Companion Affection vs. Social Points

After writing about just how social an experience SWTOR can be, I finally managed to discover one area of the game where grouping actually has a negative side effect. A-ha! This area is companion affection.

It took me a little while to notice, but it really became apparent once I began to seriously level my first alt. On my trooper main, I've been trying to make friends with my first companion Aric for a while. At first I found him annoying, but he's really grown on me over time, and he and my trooper actually end up agreeing on a lot of things. (Except when she flirts in front of him, which always gets a -1 of Shame, but I can forgive that because it amuses me. It feels like playfully winding up a friend.) The problem is, my increased affection for him is not reflected by Aric's affection for my character in game. At first I thought that it was just a naturally slow process, but once I started to level an alt I was immediately taken aback by how much faster she gained affection with her companion. My Imperial Agent is only 19, and her companion Kaliyo can't stand her patriotism (I reckon that I get about three -1s for every time she approves of something), and yet her affection is already soaring.

Then it finally hit me: it's because my trooper is constantly duoing, so she only gets to talk about half the time during conversations, and you only gain companion affection if you win the conversation roll. So that's my affection gains already halved, but if I get unlucky on the important rolls it can be even worse. There was this one quest where our little squad agreed to do something really goodie-two-shoes - but while my boyfriend got to cheer about massive affection gain with his companion, I was left with nothing, even though I had made the same choice and I knew Aric would've loved it. Sadface.

I kind of wonder whether Bioware could be convinced to change the mechanic so that you gain affection based on your conversation choice regardless of whether you get to talk or not. It wouldn't make any sense from an immersion point of view, but then you also gain light/dark side points based on what your character wanted to do instead of what they actually let their group mates get away with, so I don't think it's that much of a stretch.

I suppose the bright side is that even if they leave it as it is, it's unlikely to matter in the long run as the game seems to be designed around gaining huge amounts of affection via gifts anyway. (If you think Vette liking snark fifteen times more than she dislikes receiving electric shocks is odd, just wait until you give one of your companions an epic shiny and they'll pretty much forgive you for killing innocents three times over.) Right now it just kind of feels like my dear cat-man is really dragging his feet, considering how well we've been getting along.

4 comments:

  1. I think the harder part to this is what do you do when you are in a 3 or 4 person group, where you may not have your companion out.

    Do you get points for your last companion summoned?

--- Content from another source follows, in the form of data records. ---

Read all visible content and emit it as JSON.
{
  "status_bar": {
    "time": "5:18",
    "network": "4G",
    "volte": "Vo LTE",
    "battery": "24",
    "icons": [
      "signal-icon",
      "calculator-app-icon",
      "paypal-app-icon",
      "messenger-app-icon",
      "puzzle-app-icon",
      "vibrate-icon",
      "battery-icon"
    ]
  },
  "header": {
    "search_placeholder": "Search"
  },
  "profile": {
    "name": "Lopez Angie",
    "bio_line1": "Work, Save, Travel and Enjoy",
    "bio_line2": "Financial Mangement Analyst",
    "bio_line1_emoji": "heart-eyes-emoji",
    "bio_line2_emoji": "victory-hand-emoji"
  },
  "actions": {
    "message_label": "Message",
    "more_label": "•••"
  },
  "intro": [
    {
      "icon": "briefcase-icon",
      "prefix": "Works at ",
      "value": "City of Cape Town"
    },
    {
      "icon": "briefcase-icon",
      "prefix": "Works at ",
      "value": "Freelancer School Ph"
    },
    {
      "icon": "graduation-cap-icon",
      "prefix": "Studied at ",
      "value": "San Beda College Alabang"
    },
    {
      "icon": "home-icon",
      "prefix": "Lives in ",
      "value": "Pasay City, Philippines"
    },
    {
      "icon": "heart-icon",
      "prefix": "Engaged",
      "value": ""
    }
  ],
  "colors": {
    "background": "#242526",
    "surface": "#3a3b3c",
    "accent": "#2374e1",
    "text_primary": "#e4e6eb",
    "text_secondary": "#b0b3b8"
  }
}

Can you change companions?

    You're basically looking at a edge case (exactly 2 person groups) with an existing work around (gifts). Given that, I wouldn't fault Bioware for making this a low priority fix.

    ReplyDelete
  2. True, in larger groups it gets even worse because you might not even have your companion out. Still, I absolutely agree that this isn't a huge issue. I was just musing about something that I consider an interesting (if minor) drawback of grouping.

    ReplyDelete
  3. Seriously! I hate it when I choose an answer just to make my companion happy and then I lose the roll. So whatever, back to snarking off for me. And I'll just buy them presents...

    ReplyDelete
  4. Great read! I have to admit that I never really considered this side of group questing, but you're spot on. Thankfully I'm constantly inundated with extra companion gifts from my questing buddy at the moment so I guess it all balances out.

    ReplyDelete